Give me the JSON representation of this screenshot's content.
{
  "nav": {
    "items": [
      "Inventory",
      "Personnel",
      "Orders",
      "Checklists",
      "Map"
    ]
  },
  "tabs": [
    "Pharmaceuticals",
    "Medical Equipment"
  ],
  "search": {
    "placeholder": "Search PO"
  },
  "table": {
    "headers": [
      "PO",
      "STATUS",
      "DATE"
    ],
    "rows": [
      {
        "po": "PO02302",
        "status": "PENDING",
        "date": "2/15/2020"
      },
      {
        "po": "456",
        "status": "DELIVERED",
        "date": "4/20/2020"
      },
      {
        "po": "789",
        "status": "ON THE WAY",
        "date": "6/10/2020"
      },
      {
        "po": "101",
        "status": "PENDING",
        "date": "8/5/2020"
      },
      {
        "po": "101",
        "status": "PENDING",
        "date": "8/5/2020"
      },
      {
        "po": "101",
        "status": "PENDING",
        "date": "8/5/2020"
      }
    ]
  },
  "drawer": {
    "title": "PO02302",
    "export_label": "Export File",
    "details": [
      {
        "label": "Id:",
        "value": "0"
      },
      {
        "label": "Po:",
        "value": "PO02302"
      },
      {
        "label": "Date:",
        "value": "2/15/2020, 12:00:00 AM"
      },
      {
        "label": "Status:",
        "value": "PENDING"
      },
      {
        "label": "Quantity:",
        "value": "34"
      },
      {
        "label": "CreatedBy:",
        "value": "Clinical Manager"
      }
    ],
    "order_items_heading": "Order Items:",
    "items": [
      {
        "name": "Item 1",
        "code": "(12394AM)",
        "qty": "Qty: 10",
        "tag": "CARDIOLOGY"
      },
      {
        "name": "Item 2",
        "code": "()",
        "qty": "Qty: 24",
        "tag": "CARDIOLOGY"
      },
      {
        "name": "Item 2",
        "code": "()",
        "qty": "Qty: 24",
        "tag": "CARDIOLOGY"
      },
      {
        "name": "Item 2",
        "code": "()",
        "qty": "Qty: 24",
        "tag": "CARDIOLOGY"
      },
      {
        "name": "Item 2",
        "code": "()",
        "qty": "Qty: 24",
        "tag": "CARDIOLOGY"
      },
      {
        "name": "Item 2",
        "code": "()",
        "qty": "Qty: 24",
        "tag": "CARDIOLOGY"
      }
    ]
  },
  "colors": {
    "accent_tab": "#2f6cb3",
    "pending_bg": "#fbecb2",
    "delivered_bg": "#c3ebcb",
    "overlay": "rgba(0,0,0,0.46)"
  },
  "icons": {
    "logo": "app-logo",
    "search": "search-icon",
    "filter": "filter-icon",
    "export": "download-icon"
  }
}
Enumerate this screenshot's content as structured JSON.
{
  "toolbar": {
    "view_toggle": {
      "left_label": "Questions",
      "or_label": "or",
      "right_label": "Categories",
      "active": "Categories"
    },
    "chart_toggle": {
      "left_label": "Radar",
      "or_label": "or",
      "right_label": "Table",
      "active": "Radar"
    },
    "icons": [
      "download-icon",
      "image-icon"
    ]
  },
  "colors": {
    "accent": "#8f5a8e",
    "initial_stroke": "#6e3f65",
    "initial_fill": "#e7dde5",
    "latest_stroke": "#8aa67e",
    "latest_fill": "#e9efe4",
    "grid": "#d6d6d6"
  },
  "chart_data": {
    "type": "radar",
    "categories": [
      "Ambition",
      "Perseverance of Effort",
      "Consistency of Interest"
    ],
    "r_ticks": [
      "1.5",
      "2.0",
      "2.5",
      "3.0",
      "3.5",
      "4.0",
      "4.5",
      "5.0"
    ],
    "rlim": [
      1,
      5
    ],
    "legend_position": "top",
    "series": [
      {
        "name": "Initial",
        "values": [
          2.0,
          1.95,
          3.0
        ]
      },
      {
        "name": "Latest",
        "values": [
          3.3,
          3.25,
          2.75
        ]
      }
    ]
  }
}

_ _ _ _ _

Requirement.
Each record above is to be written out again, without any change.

Written solution.
Give me the JSON representation of this screenshot's content.
{
  "nav": {
    "items": [
      "Inventory",
      "Personnel",
      "Orders",
      "Checklists",
      "Map"
    ]
  },
  "tabs": [
    "Pharmaceuticals",
    "Medical Equipment"
  ],
  "search": {
    "placeholder": "Search PO"
  },
  "table": {
    "headers": [
      "PO",
      "STATUS",
      "DATE"
    ],
    "rows": [
      {
        "po": "PO02302",
        "status": "PENDING",
        "date": "2/15/2020"
      },
      {
        "po": "456",
        "status": "DELIVERED",
        "date": "4/20/2020"
      },
      {
        "po": "789",
        "status": "ON THE WAY",
        "date": "6/10/2020"
      },
      {
        "po": "101",
        "status": "PENDING",
        "date": "8/5/2020"
      },
      {
        "po": "101",
        "status": "PENDING",
        "date": "8/5/2020"
      },
      {
        "po": "101",
        "status": "PENDING",
        "date": "8/5/2020"
      }
    ]
  },
  "drawer": {
    "title": "PO02302",
    "export_label": "Export File",
    "details": [
      {
        "label": "Id:",
        "value": "0"
      },
      {
        "label": "Po:",
        "value": "PO02302"
      },
      {
        "label": "Date:",
        "value": "2/15/2020, 12:00:00 AM"
      },
      {
        "label": "Status:",
        "value": "PENDING"
      },
      {
        "label": "Quantity:",
        "value": "34"
      },
      {
        "label": "CreatedBy:",
        "value": "Clinical Manager"
      }
    ],
    "order_items_heading": "Order Items:",
    "items": [
      {
        "name": "Item 1",
        "code": "(12394AM)",
        "qty": "Qty: 10",
        "tag": "CARDIOLOGY"
      },
      {
        "name": "Item 2",
        "code": "()",
        "qty": "Qty: 24",
        "tag": "CARDIOLOGY"
      },
      {
        "name": "Item 2",
        "code": "()",
        "qty": "Qty: 24",
        "tag": "CARDIOLOGY"
      },
      {
        "name": "Item 2",
        "code": "()",
        "qty": "Qty: 24",
        "tag": "CARDIOLOGY"
      },
      {
        "name": "Item 2",
        "code": "()",
        "qty": "Qty: 24",
        "tag": "CARDIOLOGY"
      },
      {
        "name": "Item 2",
        "code": "()",
        "qty": "Qty: 24",
        "tag": "CARDIOLOGY"
      }
    ]
  },
  "colors": {
    "accent_tab": "#2f6cb3",
    "pending_bg": "#fbecb2",
    "delivered_bg": "#c3ebcb",
    "overlay": "rgba(0,0,0,0.46)"
  },
  "icons": {
    "logo": "app-logo",
    "search": "search-icon",
    "filter": "filter-icon",
    "export": "download-icon"
  }
}
Enumerate this screenshot's content as structured JSON.
{
  "toolbar": {
    "view_toggle": {
      "left_label": "Questions",
      "or_label": "or",
      "right_label": "Categories",
      "active": "Categories"
    },
    "chart_toggle": {
      "left_label": "Radar",
      "or_label": "or",
      "right_label": "Table",
      "active": "Radar"
    },
    "icons": [
      "download-icon",
      "image-icon"
    ]
  },
  "colors": {
    "accent": "#8f5a8e",
    "initial_stroke": "#6e3f65",
    "initial_fill": "#e7dde5",
    "latest_stroke": "#8aa67e",
    "latest_fill": "#e9efe4",
    "grid": "#d6d6d6"
  },
  "chart_data": {
    "type": "radar",
    "categories": [
      "Ambition",
      "Perseverance of Effort",
      "Consistency of Interest"
    ],
    "r_ticks": [
      "1.5",
      "2.0",
      "2.5",
      "3.0",
      "3.5",
      "4.0",
      "4.5",
      "5.0"
    ],
    "rlim": [
      1,
      5
    ],
    "legend_position": "top",
    "series": [
      {
        "name": "Initial",
        "values": [
          2.0,
          1.95,
          3.0
        ]
      },
      {
        "name": "Latest",
        "values": [
          3.3,
          3.25,
          2.75
        ]
      }
    ]
  }
}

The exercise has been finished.